Cameron Mackintosh & Herbert Kretzmer Talk LES MIS Origins

Story by Pat Cerosaro

Super-producer Cameron Mackintosh and noted lyricist Herbert Kretzmer open up about the impetus, development, shaping, refining, rehearsing and finalizing of the script and score for the international mega-hit mega-musical LES MISERABLES in a new interview with the Guardian UK.

Among the many fascinating details discussed, Mackintosh recalls that the original version of the epic musical in its early form originally began with Fantine’s factory scene and ended with the barricade scene, among myriad other major differences between what was first seen and heard in Paris in 1980, what Mackintosh envisioned for the piece and the final show as it now stands – to say nothing of the subsequent smash movie musical adaptation, which is in theaters now.

Mackintosh states: “The original concept lacked tension: it began at the factory gates and ended at the barricades, and most of act two concentrated on the love between Cosette and Marius. I tracked down the French creators, Alain Boublil and Claude-Michel Schönberg in Paris; they were surprised I wanted to collaborate with them, rather than taking the rights and reinventing it. Boublil told me that it was while watching the Artful Dodger in my 1978 production of Oliver! that the character of the street urchin Gavroche had come into his head; all the other characters then fell into place. So I was, in a way, godfather to LES MIS.”

In employing Sunday Times drama critic James Fenton into the mix of the creative team – joining Claude-Michel Schonberg and Alain Boublil – Mackintosh humorously recalls, “l asked the librettist, James Fenton, then drama critic of the Sunday Times, if he would be interested in writing the lyrics. He was just off on a three-month trip with his friend, the travel writer Redmond O’Hanlon, seeking headhunters in Borneo; LES MISERABLES must be the first musical begun in a canoe surrounded by crocodiles. Every time he finished a chapter of [Victor] Hugo’s novel, he’d throw it to the crocs to save lugging it through the jungle.”

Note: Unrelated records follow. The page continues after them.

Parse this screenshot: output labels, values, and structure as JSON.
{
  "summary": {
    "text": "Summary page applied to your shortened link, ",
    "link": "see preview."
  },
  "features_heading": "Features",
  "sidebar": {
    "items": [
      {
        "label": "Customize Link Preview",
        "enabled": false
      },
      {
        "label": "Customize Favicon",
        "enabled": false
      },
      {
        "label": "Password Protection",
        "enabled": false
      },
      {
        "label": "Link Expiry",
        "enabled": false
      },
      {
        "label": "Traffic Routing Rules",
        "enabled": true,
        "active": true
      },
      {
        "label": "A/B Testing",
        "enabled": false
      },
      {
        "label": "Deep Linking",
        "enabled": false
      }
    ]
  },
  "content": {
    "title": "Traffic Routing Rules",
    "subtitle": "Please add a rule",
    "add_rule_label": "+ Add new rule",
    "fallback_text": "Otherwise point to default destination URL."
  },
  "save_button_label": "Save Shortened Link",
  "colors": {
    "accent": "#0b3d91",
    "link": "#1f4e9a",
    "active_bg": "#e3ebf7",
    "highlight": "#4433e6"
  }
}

Mackintosh says of the development of the script and score in rehearsals at the Barbican Theatre: “We went into rehearsal with what we thought was the finished script, but stuff kept being added or edited out. Several songs were suggested by the cast to help develop their characters: ‘Stars’ was written because Roger Allam pointed out that his character, Javert, needed to express why he was so driven. ‘On My Own’ was originally called ‘L’Air de la Misère’ and sung by Fantine; but the words didn’t translate, and we didn’t want Fantine singing two ballads back-to-back before expiring – so we rewrote it and gave it to Eponine.”

Herbert Kretzmer also adds some insight insofar as his collaboration with Fenton on honing the structure and English lyrics for the vastly rewritten LES MISERABLES 2.0, following its previous Paris version from five years earlier: “The two directors, Trevor [Nunn] and John [Caird], pressed me hard to collaborate with Fenton, but I knew I only had five months before rehearsals started: I told them that he who travels fastest travels alone Fenton’s contribution remains in the architecture of the whole show. He discerned, for instance, the need for the young student Marius to express survivor guilt over the death of his friends; and I came up with the song ‘Empty Chairs and Empty Tables’.”

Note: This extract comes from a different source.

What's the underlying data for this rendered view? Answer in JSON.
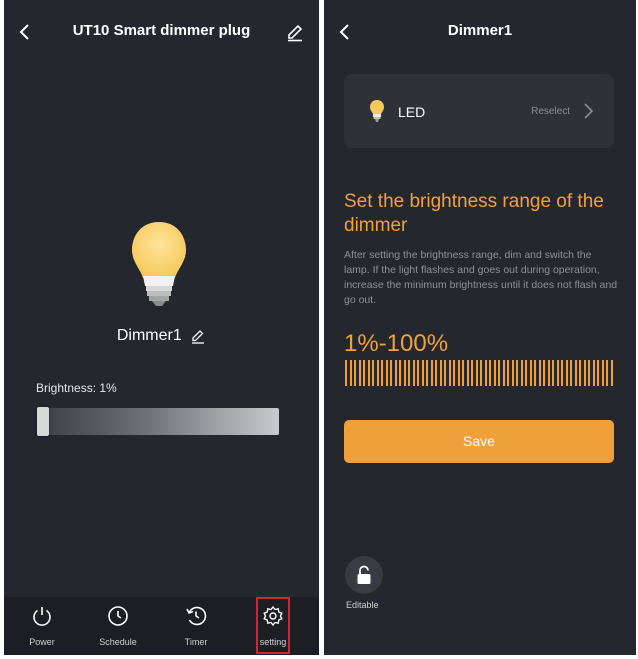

In creating the momentous Act II prayer “Bring Him Home”, Kretzmer was at a loss – at first.

He remembers: “I consider myself an atheist – but you don’t have to believe in what you’re writing, so long as you believe with every sinew that your characters believe it: the theology in the lyrics was written with the utmost sincerity. There was one dark cloud that dogged me, though: the song sung by Valjean to the sleeping Marius at the barricades. We code-named this ‘Night Thoughts’ to reflect the resentment, anger and jealousy that Valjean would feel as he contemplated this usurper. Yet the music I was given was ridiculously at odds – a stately, hymn-like progression of three ascending notes. The directors came round to discuss it and, as they left at 2am, Caird said, ‘Sounds like a prayer to me.’ The minute he said that, every door seemed to fly open. I was freed from delving into the murkier corners of Valjean’s mind and could instead give his blessing to a young couple in love. I stood for the rest of that night in my study and by 5am, ‘Bring Him Home’ was written – 17 days before the show opened.”

For the full Guardian UK article click here.

How far LES MISERABLES has come – and, with today’s announcement of a 2014 Broadway revival (it is still running in the West End as the longest-running musical there), how far it still can go!